**EXERCISE DIRECTIONS**
Write out the records below once more, exactly and completely.

[Data records for software interfaces]
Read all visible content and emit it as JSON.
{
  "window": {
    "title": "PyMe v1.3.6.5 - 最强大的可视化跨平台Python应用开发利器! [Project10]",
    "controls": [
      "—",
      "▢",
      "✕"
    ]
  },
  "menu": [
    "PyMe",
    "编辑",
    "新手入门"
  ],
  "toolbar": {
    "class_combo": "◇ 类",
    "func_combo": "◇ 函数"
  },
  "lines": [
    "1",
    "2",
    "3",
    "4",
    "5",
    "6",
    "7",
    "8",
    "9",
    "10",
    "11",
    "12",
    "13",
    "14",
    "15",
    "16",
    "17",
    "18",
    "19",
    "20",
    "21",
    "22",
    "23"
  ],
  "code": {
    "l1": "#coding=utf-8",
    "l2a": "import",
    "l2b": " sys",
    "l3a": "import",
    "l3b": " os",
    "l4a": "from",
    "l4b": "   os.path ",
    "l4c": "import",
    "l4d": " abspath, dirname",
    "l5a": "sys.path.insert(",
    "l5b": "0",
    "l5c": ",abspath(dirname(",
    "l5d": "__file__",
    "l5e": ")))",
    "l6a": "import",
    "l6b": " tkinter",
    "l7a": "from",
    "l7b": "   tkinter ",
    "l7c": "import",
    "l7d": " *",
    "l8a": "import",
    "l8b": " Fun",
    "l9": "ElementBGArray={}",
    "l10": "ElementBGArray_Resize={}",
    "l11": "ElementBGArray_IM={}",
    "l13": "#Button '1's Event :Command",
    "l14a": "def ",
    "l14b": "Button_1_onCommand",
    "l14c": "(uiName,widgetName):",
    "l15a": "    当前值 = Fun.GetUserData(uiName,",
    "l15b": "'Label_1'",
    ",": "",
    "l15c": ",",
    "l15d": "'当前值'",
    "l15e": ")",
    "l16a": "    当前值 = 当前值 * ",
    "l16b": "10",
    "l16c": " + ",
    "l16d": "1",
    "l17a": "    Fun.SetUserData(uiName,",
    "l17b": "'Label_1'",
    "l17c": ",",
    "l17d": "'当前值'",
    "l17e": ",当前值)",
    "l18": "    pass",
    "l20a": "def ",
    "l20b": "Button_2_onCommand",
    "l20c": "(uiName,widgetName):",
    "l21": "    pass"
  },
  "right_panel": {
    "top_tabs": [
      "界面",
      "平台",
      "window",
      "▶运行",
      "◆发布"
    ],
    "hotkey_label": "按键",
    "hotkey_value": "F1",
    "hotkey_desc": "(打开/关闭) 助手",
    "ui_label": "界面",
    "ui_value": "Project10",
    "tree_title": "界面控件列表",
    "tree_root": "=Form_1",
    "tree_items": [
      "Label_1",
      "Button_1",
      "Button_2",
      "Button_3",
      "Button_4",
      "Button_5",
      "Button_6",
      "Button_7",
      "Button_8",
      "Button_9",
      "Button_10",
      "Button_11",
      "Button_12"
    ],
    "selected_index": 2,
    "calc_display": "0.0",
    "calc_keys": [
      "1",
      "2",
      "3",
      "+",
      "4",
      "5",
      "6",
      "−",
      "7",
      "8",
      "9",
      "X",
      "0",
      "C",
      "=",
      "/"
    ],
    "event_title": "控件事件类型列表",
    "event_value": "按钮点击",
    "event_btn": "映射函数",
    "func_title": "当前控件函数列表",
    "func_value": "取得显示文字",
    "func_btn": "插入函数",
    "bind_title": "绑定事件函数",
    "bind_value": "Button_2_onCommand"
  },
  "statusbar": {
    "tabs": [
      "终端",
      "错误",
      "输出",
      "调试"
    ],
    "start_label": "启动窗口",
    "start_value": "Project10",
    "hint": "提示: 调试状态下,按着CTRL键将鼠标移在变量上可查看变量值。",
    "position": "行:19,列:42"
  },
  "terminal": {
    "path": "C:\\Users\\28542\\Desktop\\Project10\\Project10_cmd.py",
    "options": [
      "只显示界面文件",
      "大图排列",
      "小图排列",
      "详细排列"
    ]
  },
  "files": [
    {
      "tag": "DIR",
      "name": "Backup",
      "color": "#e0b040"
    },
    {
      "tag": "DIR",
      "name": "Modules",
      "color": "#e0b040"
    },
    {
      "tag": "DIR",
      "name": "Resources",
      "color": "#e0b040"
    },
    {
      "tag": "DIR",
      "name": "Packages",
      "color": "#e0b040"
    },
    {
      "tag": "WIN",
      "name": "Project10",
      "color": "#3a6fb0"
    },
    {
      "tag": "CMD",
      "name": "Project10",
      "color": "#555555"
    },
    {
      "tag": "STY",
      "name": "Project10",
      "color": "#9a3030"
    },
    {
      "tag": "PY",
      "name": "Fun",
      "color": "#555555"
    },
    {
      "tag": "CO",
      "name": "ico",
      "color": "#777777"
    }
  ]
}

**YOUR SOLUTION**
Read all visible content and emit it as JSON.
{
  "window": {
    "title": "PyMe v1.3.6.5 - 最强大的可视化跨平台Python应用开发利器! [Project10]",
    "controls": [
      "—",
      "▢",
      "✕"
    ]
  },
  "menu": [
    "PyMe",
    "编辑",
    "新手入门"
  ],
  "toolbar": {
    "class_combo": "◇ 类",
    "func_combo": "◇ 函数"
  },
  "lines": [
    "1",
    "2",
    "3",
    "4",
    "5",
    "6",
    "7",
    "8",
    "9",
    "10",
    "11",
    "12",
    "13",
    "14",
    "15",
    "16",
    "17",
    "18",
    "19",
    "20",
    "21",
    "22",
    "23"
  ],
  "code": {
    "l1": "#coding=utf-8",
    "l2a": "import",
    "l2b": " sys",
    "l3a": "import",
    "l3b": " os",
    "l4a": "from",
    "l4b": "   os.path ",
    "l4c": "import",
    "l4d": " abspath, dirname",
    "l5a": "sys.path.insert(",
    "l5b": "0",
    "l5c": ",abspath(dirname(",
    "l5d": "__file__",
    "l5e": ")))",
    "l6a": "import",
    "l6b": " tkinter",
    "l7a": "from",
    "l7b": "   tkinter ",
    "l7c": "import",
    "l7d": " *",
    "l8a": "import",
    "l8b": " Fun",
    "l9": "ElementBGArray={}",
    "l10": "ElementBGArray_Resize={}",
    "l11": "ElementBGArray_IM={}",
    "l13": "#Button '1's Event :Command",
    "l14a": "def ",
    "l14b": "Button_1_onCommand",
    "l14c": "(uiName,widgetName):",
    "l15a": "    当前值 = Fun.GetUserData(uiName,",
    "l15b": "'Label_1'",
    ",": "",
    "l15c": ",",
    "l15d": "'当前值'",
    "l15e": ")",
    "l16a": "    当前值 = 当前值 * ",
    "l16b": "10",
    "l16c": " + ",
    "l16d": "1",
    "l17a": "    Fun.SetUserData(uiName,",
    "l17b": "'Label_1'",
    "l17c": ",",
    "l17d": "'当前值'",
    "l17e": ",当前值)",
    "l18": "    pass",
    "l20a": "def ",
    "l20b": "Button_2_onCommand",
    "l20c": "(uiName,widgetName):",
    "l21": "    pass"
  },
  "right_panel": {
    "top_tabs": [
      "界面",
      "平台",
      "window",
      "▶运行",
      "◆发布"
    ],
    "hotkey_label": "按键",
    "hotkey_value": "F1",
    "hotkey_desc": "(打开/关闭) 助手",
    "ui_label": "界面",
    "ui_value": "Project10",
    "tree_title": "界面控件列表",
    "tree_root": "=Form_1",
    "tree_items": [
      "Label_1",
      "Button_1",
      "Button_2",
      "Button_3",
      "Button_4",
      "Button_5",
      "Button_6",
      "Button_7",
      "Button_8",
      "Button_9",
      "Button_10",
      "Button_11",
      "Button_12"
    ],
    "selected_index": 2,
    "calc_display": "0.0",
    "calc_keys": [
      "1",
      "2",
      "3",
      "+",
      "4",
      "5",
      "6",
      "−",
      "7",
      "8",
      "9",
      "X",
      "0",
      "C",
      "=",
      "/"
    ],
    "event_title": "控件事件类型列表",
    "event_value": "按钮点击",
    "event_btn": "映射函数",
    "func_title": "当前控件函数列表",
    "func_value": "取得显示文字",
    "func_btn": "插入函数",
    "bind_title": "绑定事件函数",
    "bind_value": "Button_2_onCommand"
  },
  "statusbar": {
    "tabs": [
      "终端",
      "错误",
      "输出",
      "调试"
    ],
    "start_label": "启动窗口",
    "start_value": "Project10",
    "hint": "提示: 调试状态下,按着CTRL键将鼠标移在变量上可查看变量值。",
    "position": "行:19,列:42"
  },
  "terminal": {
    "path": "C:\\Users\\28542\\Desktop\\Project10\\Project10_cmd.py",
    "options": [
      "只显示界面文件",
      "大图排列",
      "小图排列",
      "详细排列"
    ]
  },
  "files": [
    {
      "tag": "DIR",
      "name": "Backup",
      "color": "#e0b040"
    },
    {
      "tag": "DIR",
      "name": "Modules",
      "color": "#e0b040"
    },
    {
      "tag": "DIR",
      "name": "Resources",
      "color": "#e0b040"
    },
    {
      "tag": "DIR",
      "name": "Packages",
      "color": "#e0b040"
    },
    {
      "tag": "WIN",
      "name": "Project10",
      "color": "#3a6fb0"
    },
    {
      "tag": "CMD",
      "name": "Project10",
      "color": "#555555"
    },
    {
      "tag": "STY",
      "name": "Project10",
      "color": "#9a3030"
    },
    {
      "tag": "PY",
      "name": "Fun",
      "color": "#555555"
    },
    {
      "tag": "CO",
      "name": "ico",
      "color": "#777777"
    }
  ]
}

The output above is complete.